Component data from apps and pages
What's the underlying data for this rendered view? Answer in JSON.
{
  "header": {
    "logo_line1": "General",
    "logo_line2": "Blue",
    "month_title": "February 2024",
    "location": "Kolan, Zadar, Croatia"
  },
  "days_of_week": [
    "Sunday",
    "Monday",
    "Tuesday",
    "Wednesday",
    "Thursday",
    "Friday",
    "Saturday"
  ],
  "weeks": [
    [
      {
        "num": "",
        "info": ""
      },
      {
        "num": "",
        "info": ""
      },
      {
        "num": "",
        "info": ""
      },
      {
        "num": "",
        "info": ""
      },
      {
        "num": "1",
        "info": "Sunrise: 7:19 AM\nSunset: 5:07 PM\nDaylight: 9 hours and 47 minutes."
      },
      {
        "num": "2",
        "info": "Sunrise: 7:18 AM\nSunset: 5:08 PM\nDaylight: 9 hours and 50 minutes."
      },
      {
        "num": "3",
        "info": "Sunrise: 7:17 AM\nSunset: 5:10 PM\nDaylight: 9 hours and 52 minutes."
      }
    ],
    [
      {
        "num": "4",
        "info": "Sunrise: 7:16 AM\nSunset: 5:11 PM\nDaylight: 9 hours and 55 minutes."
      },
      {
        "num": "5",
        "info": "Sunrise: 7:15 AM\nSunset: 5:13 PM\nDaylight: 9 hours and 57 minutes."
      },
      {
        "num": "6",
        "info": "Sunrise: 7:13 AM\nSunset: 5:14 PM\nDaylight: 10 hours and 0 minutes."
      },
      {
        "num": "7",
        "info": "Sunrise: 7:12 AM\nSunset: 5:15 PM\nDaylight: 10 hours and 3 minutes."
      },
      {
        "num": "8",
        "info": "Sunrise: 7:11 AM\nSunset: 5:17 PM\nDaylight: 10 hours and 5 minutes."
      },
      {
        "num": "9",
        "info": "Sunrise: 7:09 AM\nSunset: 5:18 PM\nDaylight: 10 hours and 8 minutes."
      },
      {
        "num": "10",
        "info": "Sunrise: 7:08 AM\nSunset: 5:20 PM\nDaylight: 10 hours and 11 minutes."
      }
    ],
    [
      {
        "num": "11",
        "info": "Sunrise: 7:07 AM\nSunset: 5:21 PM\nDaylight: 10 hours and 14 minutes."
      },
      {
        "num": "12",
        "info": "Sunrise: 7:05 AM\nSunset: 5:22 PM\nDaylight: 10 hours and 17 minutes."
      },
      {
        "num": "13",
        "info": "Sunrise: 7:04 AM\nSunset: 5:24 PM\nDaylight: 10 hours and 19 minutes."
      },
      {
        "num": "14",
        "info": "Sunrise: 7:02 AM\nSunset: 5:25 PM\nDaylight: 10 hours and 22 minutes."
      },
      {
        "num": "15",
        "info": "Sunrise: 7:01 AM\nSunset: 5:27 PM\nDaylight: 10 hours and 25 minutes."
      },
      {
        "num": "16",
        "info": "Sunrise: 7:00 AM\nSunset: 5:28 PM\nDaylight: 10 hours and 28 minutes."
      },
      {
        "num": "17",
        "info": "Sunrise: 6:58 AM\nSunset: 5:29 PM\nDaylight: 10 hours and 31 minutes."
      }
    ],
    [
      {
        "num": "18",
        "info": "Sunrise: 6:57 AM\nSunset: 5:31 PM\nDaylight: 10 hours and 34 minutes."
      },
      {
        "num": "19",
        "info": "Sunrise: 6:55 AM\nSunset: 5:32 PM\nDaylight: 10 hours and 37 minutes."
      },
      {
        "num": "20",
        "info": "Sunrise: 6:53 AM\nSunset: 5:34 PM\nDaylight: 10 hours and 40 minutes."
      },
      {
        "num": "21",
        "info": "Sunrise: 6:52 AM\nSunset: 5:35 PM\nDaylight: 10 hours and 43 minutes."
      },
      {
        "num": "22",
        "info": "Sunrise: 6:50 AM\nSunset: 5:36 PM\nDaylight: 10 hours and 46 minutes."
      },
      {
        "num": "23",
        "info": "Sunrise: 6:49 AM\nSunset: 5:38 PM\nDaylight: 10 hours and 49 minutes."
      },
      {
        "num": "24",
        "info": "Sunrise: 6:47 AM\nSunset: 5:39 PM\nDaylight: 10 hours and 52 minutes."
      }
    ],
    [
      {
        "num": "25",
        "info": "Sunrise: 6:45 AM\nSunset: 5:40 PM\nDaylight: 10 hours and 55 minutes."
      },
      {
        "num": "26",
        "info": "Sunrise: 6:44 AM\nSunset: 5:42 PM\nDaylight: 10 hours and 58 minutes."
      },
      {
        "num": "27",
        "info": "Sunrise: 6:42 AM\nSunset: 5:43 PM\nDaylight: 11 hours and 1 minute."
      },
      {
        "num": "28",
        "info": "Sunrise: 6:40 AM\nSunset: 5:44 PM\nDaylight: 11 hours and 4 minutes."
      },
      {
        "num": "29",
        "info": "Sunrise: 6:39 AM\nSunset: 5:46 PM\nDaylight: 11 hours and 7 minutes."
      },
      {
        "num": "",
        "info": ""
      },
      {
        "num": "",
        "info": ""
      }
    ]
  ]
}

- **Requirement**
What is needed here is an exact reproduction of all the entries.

- **Your solution**
What's the underlying data for this rendered view? Answer in JSON.
{
  "header": {
    "logo_line1": "General",
    "logo_line2": "Blue",
    "month_title": "February 2024",
    "location": "Kolan, Zadar, Croatia"
  },
  "days_of_week": [
    "Sunday",
    "Monday",
    "Tuesday",
    "Wednesday",
    "Thursday",
    "Friday",
    "Saturday"
  ],
  "weeks": [
    [
      {
        "num": "",
        "info": ""
      },
      {
        "num": "",
        "info": ""
      },
      {
        "num": "",
        "info": ""
      },
      {
        "num": "",
        "info": ""
      },
      {
        "num": "1",
        "info": "Sunrise: 7:19 AM\nSunset: 5:07 PM\nDaylight: 9 hours and 47 minutes."
      },
      {
        "num": "2",
        "info": "Sunrise: 7:18 AM\nSunset: 5:08 PM\nDaylight: 9 hours and 50 minutes."
      },
      {
        "num": "3",
        "info": "Sunrise: 7:17 AM\nSunset: 5:10 PM\nDaylight: 9 hours and 52 minutes."
      }
    ],
    [
      {
        "num": "4",
        "info": "Sunrise: 7:16 AM\nSunset: 5:11 PM\nDaylight: 9 hours and 55 minutes."
      },
      {
        "num": "5",
        "info": "Sunrise: 7:15 AM\nSunset: 5:13 PM\nDaylight: 9 hours and 57 minutes."
      },
      {
        "num": "6",
        "info": "Sunrise: 7:13 AM\nSunset: 5:14 PM\nDaylight: 10 hours and 0 minutes."
      },
      {
        "num": "7",
        "info": "Sunrise: 7:12 AM\nSunset: 5:15 PM\nDaylight: 10 hours and 3 minutes."
      },
      {
        "num": "8",
        "info": "Sunrise: 7:11 AM\nSunset: 5:17 PM\nDaylight: 10 hours and 5 minutes."
      },
      {
        "num": "9",
        "info": "Sunrise: 7:09 AM\nSunset: 5:18 PM\nDaylight: 10 hours and 8 minutes."
      },
      {
        "num": "10",
        "info": "Sunrise: 7:08 AM\nSunset: 5:20 PM\nDaylight: 10 hours and 11 minutes."
      }
    ],
    [
      {
        "num": "11",
        "info": "Sunrise: 7:07 AM\nSunset: 5:21 PM\nDaylight: 10 hours and 14 minutes."
      },
      {
        "num": "12",
        "info": "Sunrise: 7:05 AM\nSunset: 5:22 PM\nDaylight: 10 hours and 17 minutes."
      },
      {
        "num": "13",
        "info": "Sunrise: 7:04 AM\nSunset: 5:24 PM\nDaylight: 10 hours and 19 minutes."
      },
      {
        "num": "14",
        "info": "Sunrise: 7:02 AM\nSunset: 5:25 PM\nDaylight: 10 hours and 22 minutes."
      },
      {
        "num": "15",
        "info": "Sunrise: 7:01 AM\nSunset: 5:27 PM\nDaylight: 10 hours and 25 minutes."
      },
      {
        "num": "16",
        "info": "Sunrise: 7:00 AM\nSunset: 5:28 PM\nDaylight: 10 hours and 28 minutes."
      },
      {
        "num": "17",
        "info": "Sunrise: 6:58 AM\nSunset: 5:29 PM\nDaylight: 10 hours and 31 minutes."
      }
    ],
    [
      {
        "num": "18",
        "info": "Sunrise: 6:57 AM\nSunset: 5:31 PM\nDaylight: 10 hours and 34 minutes."
      },
      {
        "num": "19",
        "info": "Sunrise: 6:55 AM\nSunset: 5:32 PM\nDaylight: 10 hours and 37 minutes."
      },
      {
        "num": "20",
        "info": "Sunrise: 6:53 AM\nSunset: 5:34 PM\nDaylight: 10 hours and 40 minutes."
      },
      {
        "num": "21",
        "info": "Sunrise: 6:52 AM\nSunset: 5:35 PM\nDaylight: 10 hours and 43 minutes."
      },
      {
        "num": "22",
        "info": "Sunrise: 6:50 AM\nSunset: 5:36 PM\nDaylight: 10 hours and 46 minutes."
      },
      {
        "num": "23",
        "info": "Sunrise: 6:49 AM\nSunset: 5:38 PM\nDaylight: 10 hours and 49 minutes."
      },
      {
        "num": "24",
        "info": "Sunrise: 6:47 AM\nSunset: 5:39 PM\nDaylight: 10 hours and 52 minutes."
      }
    ],
    [
      {
        "num": "25",
        "info": "Sunrise: 6:45 AM\nSunset: 5:40 PM\nDaylight: 10 hours and 55 minutes."
      },
      {
        "num": "26",
        "info": "Sunrise: 6:44 AM\nSunset: 5:42 PM\nDaylight: 10 hours and 58 minutes."
      },
      {
        "num": "27",
        "info": "Sunrise: 6:42 AM\nSunset: 5:43 PM\nDaylight: 11 hours and 1 minute."
      },
      {
        "num": "28",
        "info": "Sunrise: 6:40 AM\nSunset: 5:44 PM\nDaylight: 11 hours and 4 minutes."
      },
      {
        "num": "29",
        "info": "Sunrise: 6:39 AM\nSunset: 5:46 PM\nDaylight: 11 hours and 7 minutes."
      },
      {
        "num": "",
        "info": ""
      },
      {
        "num": "",
        "info": ""
      }
    ]
  ]
}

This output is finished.